Why the ECB's taking an interest in dumping €500 notes
The days of the €500 note could be numbered, and not just because it's the favourite of crime lords everywhere.
As the European Central Bank (ECB) ponders pushing its deposit rate further below zero, it finds itself aligned with authorities wanting to curb a means of tax evasion and terrorism financing.
If, as mooted by ECB President Mario Draghi, policy makers abolished the region's most-valuable bank note, they'd also help remove a major barrier to pushing interest rates lower.
Deeper negative rates could at some point push lenders to move money out of their central bank deposit account and into cash rather than endlessly suffer losses. In the Eurozone, where the €500 note means the equivalent of $1bn of currency only takes up three cubic meters, scrapping that denomination would make it harder to hold large amounts of currency.
Abolishing the largest notes "would allow some further cut in the level of nominal interest rates because it would make the storage of cash considerably more expensive or difficult", Charles Goodhart, a former policy maker at the Bank of England and a professor at the London School of Economics, said.
"There's a reasonable chance that we might get an upper limit on the denomination in line with that which any respectable country ought to provide."
With the Bank of Japan taking its own first foray into negative interest rates last month, a once-impossible-sounding policy tool is becoming mainstream in a world where conventional rate cuts have been used up but inflation is weak and growth fragile.

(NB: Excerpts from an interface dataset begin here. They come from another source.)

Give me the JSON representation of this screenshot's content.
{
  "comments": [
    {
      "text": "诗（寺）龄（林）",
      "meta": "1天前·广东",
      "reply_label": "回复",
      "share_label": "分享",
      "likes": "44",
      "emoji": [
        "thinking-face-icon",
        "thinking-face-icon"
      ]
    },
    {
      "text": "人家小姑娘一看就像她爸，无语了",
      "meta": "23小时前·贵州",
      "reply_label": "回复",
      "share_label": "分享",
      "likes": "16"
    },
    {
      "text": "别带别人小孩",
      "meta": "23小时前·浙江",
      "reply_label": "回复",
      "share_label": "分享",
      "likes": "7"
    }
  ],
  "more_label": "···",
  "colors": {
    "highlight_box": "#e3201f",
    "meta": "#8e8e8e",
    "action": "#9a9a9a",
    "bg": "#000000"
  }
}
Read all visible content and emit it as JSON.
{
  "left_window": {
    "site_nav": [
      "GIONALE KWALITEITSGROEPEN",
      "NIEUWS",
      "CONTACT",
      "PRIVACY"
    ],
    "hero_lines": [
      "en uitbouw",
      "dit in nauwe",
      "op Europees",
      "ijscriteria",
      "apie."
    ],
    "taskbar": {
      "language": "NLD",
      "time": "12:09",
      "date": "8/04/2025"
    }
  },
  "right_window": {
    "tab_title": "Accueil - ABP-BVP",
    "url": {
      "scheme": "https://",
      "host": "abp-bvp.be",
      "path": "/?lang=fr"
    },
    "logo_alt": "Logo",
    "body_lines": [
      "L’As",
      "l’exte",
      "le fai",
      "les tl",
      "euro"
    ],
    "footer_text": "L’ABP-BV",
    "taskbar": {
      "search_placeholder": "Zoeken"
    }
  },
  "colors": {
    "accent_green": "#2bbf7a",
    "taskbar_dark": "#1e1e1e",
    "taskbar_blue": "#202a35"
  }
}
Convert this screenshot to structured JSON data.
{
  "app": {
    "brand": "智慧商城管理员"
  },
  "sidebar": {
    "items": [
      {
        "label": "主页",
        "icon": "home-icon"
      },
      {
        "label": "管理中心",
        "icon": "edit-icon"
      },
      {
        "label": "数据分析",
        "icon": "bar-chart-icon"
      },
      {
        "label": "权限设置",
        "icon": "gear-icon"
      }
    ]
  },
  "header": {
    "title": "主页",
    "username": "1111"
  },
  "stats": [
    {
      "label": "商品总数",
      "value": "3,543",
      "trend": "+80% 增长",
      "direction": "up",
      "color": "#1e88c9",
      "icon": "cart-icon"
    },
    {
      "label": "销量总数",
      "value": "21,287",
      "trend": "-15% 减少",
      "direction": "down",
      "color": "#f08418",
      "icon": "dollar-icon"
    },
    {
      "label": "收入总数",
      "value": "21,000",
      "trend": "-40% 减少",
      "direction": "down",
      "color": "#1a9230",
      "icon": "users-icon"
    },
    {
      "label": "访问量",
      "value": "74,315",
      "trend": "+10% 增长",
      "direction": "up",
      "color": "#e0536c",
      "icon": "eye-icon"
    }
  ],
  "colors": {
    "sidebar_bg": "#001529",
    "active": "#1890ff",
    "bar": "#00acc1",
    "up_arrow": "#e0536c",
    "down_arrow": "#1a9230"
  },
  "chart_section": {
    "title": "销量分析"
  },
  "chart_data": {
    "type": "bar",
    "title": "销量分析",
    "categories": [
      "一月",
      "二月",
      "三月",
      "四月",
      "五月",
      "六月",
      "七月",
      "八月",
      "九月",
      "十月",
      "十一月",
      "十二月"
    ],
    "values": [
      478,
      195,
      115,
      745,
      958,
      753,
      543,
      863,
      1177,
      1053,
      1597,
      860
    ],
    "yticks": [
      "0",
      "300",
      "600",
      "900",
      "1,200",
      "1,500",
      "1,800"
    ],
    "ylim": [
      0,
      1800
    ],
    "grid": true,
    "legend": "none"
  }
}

While policy makers in Frankfurt can add to their existing programme of asset purchases if need be, they're also signaling they're willing to cut their deposit rate below the current minus 0.3pc.
While that's happening, a new push is under way by European governments to stem the ability of money launderers, tax evaders and terrorists to use cash for their activities, in part prompted by the attacks in Paris in November.
One stream, as promoted by the German government to the dismay of the general public, is an EU-wide upper limit on cash payments. Cash represents 80pc of retail payments in Germany, and the government initiative prompted an angry petition by 'Bild' newspaper this week.
The other concerns the abolition of the €500 note. "That's a decision for the ECB Governing Council," Bundesbank President Jens Weidmann said at a press conference in Paris on Tuesday. "Both follow the same goal, which is to curtail illegal activities."
Weidmann also said the outlook has clouded and that the ECB will discuss its response at its meeting in March. Analysts are already placing bets on a fresh cut in the deposit rate, including JPMorgan Chase & Co's Greg Fuzesi, who forecasts two 20 basis-point reductions this year. A paper by Fuzesi's colleagues, Malcolm Barr and Bruce Kasman, suggests that with tweaks to reserve management the ECB could ultimately go as low as minus 4.5pc. That would bring the ECB close to the furthest below zero that any major central bank has ever gone, and potentially raise questions about whether such a level could be implemented without lenders coming to the conclusion that it would simply be better to bunker banknotes.
Switzerland and Denmark have implemented a lower rate, minus 0.75pc. While there's little evidence of cash hoarding there, it's not clear how such a policy would play out in the euro area. (Bloomberg)